By Hank Bradlee
It’s hard to find many people boo-hooing about Comcast.
The Philly-based entertainment giant has an approval rating of less than zero when cable customers are polled.
Even though service has improved in the last few years.
Comcast spends $20 billion on sports content between its NBCUniversal and Sky divisions, and CEO and chairman Brian Roberts is challenged to make the right calls.
In 2014, NBCUniversal paid $7.75 billion for rights to the Olympics until 2032.
NBC’s streaming service Peacock struck a five-year deal with WWE worth more than $1 billion in January.
The broadcaster will pay $1.71 billion per year to keep “Sunday Night Football” — an 80% increase from its current contract.
Peacock secured exclusive rights to stream the 2021 Premier Lacrosse League season.
The streaming service was nearing a $25 million deal for a Magic Johnson docuseries, per a report last month.
Earlier this month, NBCU agreed to a deal with Steph Curry’s Unanimous Media valued in the “high-eight-figure range.”
Roberts said Comcast reaches around 700 million people worldwide. Its revenue jumped 20.4% in Q2.
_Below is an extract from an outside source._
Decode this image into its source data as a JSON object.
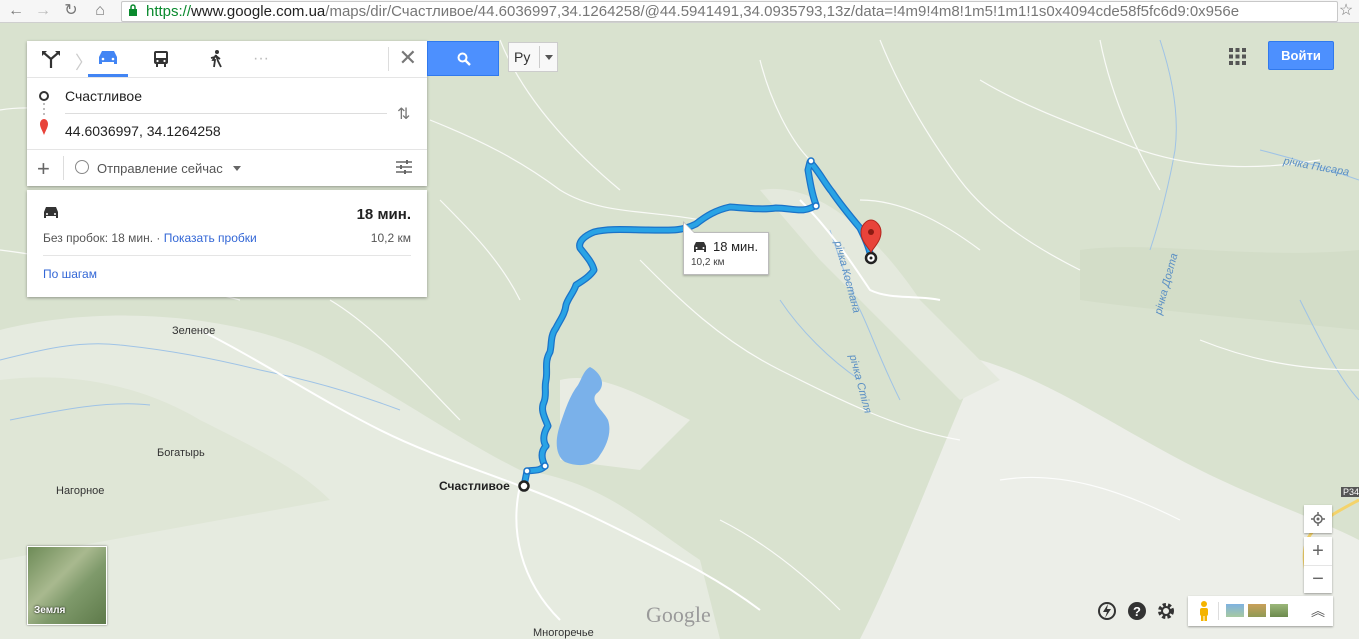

Comcast reached a deal with ViacomCBS last month to launch SkyShowtime, a European subscription service launching in 2022. Comcast bought Sky for $39 billion in 2018.